Trail is very scenic as it parallels Turnagain Arm of Cook Inlet (well above high tide). Trail passes through diverse vegetation: birch-aspen woods; alder-choked gullies; spruce forests; tundra with tiny spruce, mosses, low cranberry bushes, hemlock forests with a carpet of moss. Many breaks in the woods offer views of Turnagain Arm, the shoreline, and Mt. McKinley (on clear days). The destination, Gull Rock, which is on Kenai National Wildlife Refuge Land, protrudes into the water and offers many nooks and crannies to explore.
Wildlife in the area includes moose, bear, white beluga whale, and many birds. Hunting in the area is limited. Review Alaska Department of Fish and Game (ADF&G) hunting and fishing regulations. There are no fishing opportunities.
Do not venture onto the tidal flats. The glacial mud is like quicksand and can trap the unwary hiker. This type of situation has led to drowning as the high tide moves in. During high winds this trail should be avoided due to the large number of beetle killed spruce trees the entire distance to Gull Rock. Fire danger is high at all times because of dead trees.
The Kenai National Wildlife Refuge boundary begins at mile 5 and continues to the rock. Though there used to be a trail that continued to the Mystery Creek Road it has not been maintained for many years and travel would be extremely difficult through dense brush and fallen trees.
Use caution with bear and moose.
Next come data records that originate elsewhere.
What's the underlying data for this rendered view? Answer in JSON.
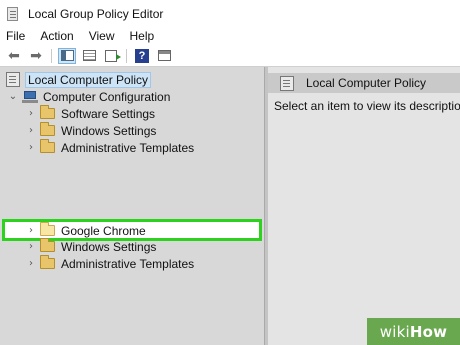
{
  "window": {
    "title": "Local Group Policy Editor",
    "app_icon": "policy-icon"
  },
  "menubar": {
    "items": [
      "File",
      "Action",
      "View",
      "Help"
    ]
  },
  "toolbar": {
    "buttons": [
      "back-arrow-icon",
      "forward-arrow-icon",
      "show-hide-tree-icon",
      "console-tree-icon",
      "export-list-icon",
      "help-icon",
      "properties-icon"
    ],
    "help_glyph": "?"
  },
  "tree": {
    "root": "Local Computer Policy",
    "computer_config": "Computer Configuration",
    "items": [
      {
        "label": "Software Settings"
      },
      {
        "label": "Windows Settings"
      },
      {
        "label": "Administrative Templates"
      },
      {
        "label": "Google Chrome",
        "highlighted": true
      },
      {
        "label": "Windows Settings"
      },
      {
        "label": "Administrative Templates"
      }
    ],
    "highlight_color": "#2cd21d"
  },
  "details": {
    "header": "Local Computer Policy",
    "description": "Select an item to view its description"
  },
  "watermark": {
    "part1": "wiki",
    "part2": "How",
    "color": "#6aa84f"
  }
}
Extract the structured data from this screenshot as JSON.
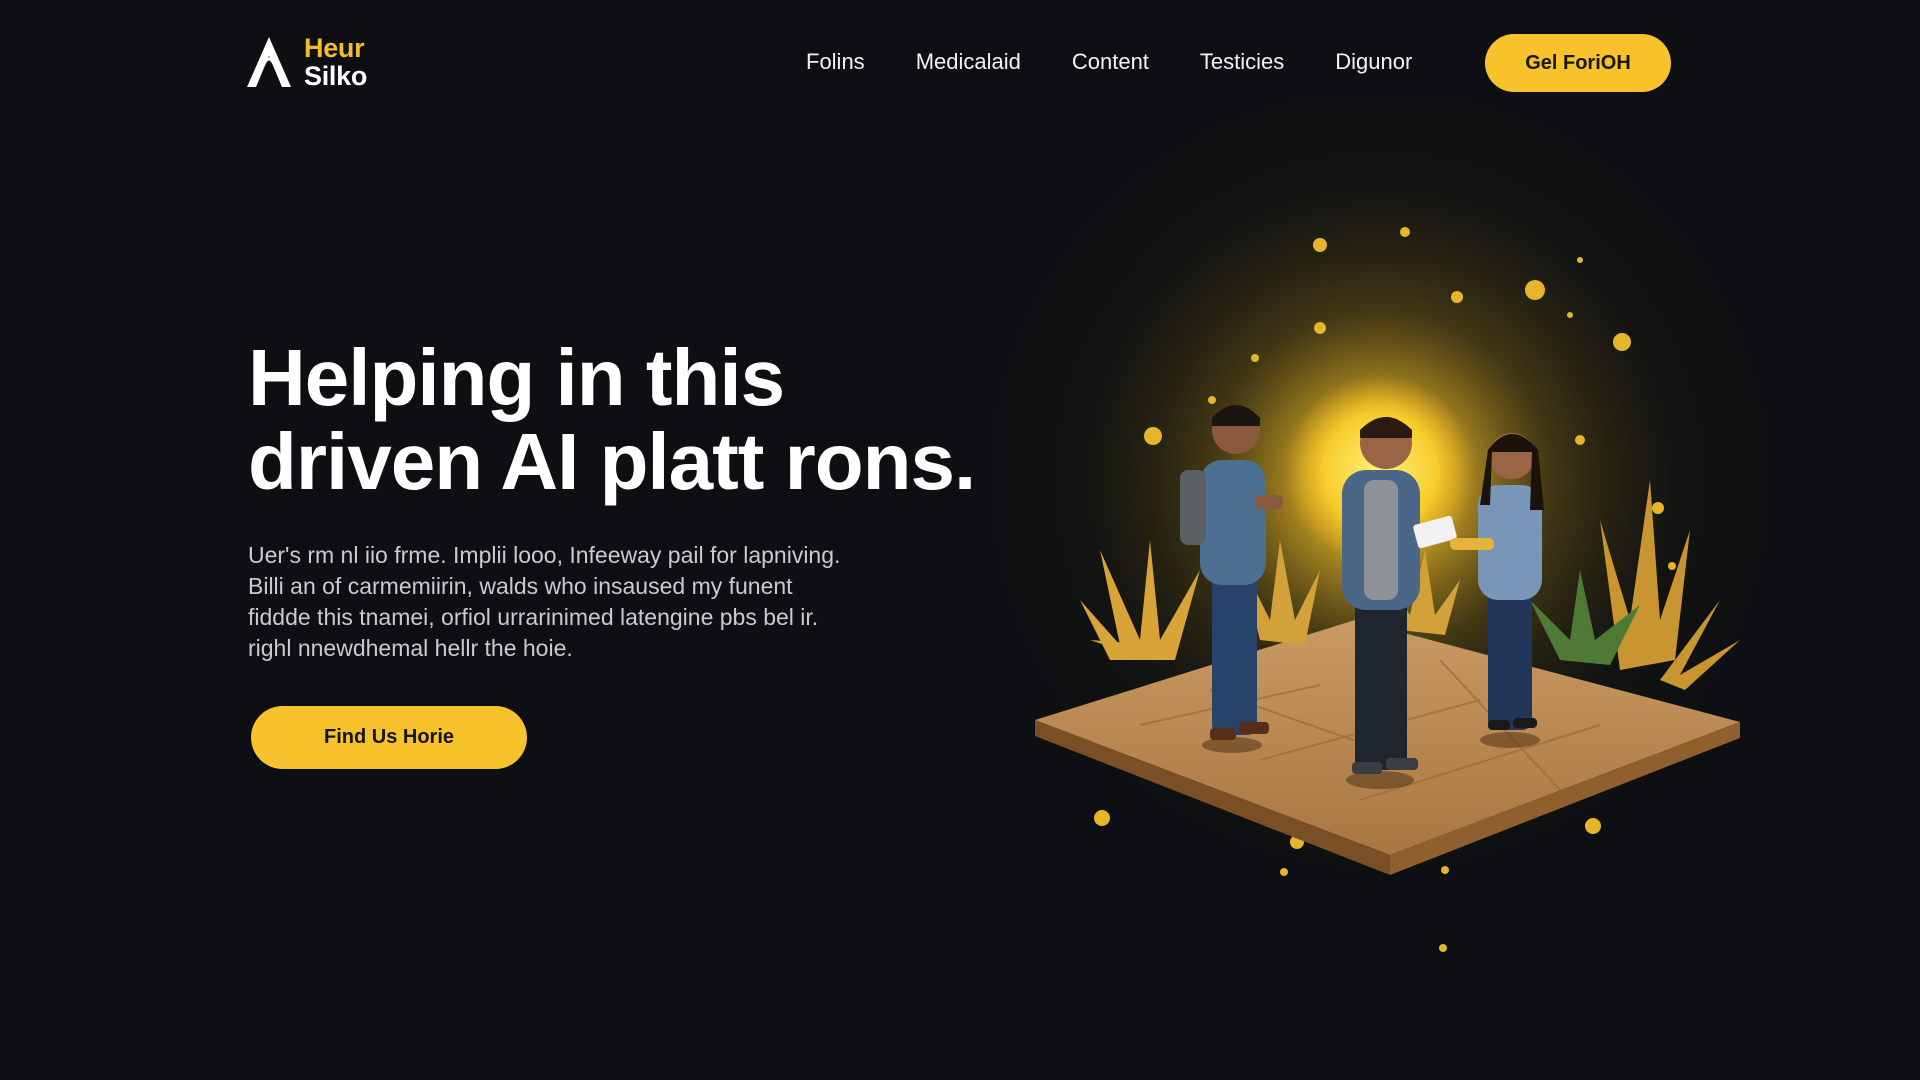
{
  "brand": {
    "line1": "Heur",
    "line2": "Silko",
    "accent_color": "#f7c22b",
    "background_color": "#0d0f12",
    "logo_icon": "stylized-a-logo-icon"
  },
  "nav": {
    "items": [
      {
        "label": "Folins"
      },
      {
        "label": "Medicalaid"
      },
      {
        "label": "Content"
      },
      {
        "label": "Testicies"
      },
      {
        "label": "Digunor"
      }
    ],
    "cta_label": "Gel ForiOH"
  },
  "hero": {
    "title_line1": "Helping in this",
    "title_line2": "driven AI platt rons.",
    "description_lines": [
      "Uer's rm nl iio frme. Implii looo, Infeeway pail for lapniving.",
      "Billi an of carmemiirin, walds who insaused my funent",
      "fiddde this tnamei, orfiol urrarinimed latengine pbs bel ir.",
      "righl nnewdhemal hellr the hoie."
    ],
    "button_label": "Find Us Horie"
  },
  "illustration": {
    "subject": "three people talking on a floating stone tile with golden plants and a glowing sun"
  }
}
Giardia (a microscopic parasite that can infect warm-blooded animals and humans) could be present in all open water sources, filter surface water before drinking. Winter travel may be hazardous due to avalanches and white out conditions. Winter travelers need to be able to evaluate avalanche hazards. Be prepared for rapid weather changes. Remember to pack out your trash. You can contact a U.S. Forest Service office to receive more detailed information on safety precautions and Leave No Trace outdoor skills and ethics.
2016ACTIVITIESAlaskaChugach National ForestCook InletGull Rock TrailHikingHopeHope AlaskaJuneKenai MountainsKenai PeninsulaNorth AmericaPhotoPhotographPhotographyPhotosPlacesSummerTown of HopeTurnagain ArmUSAUnited States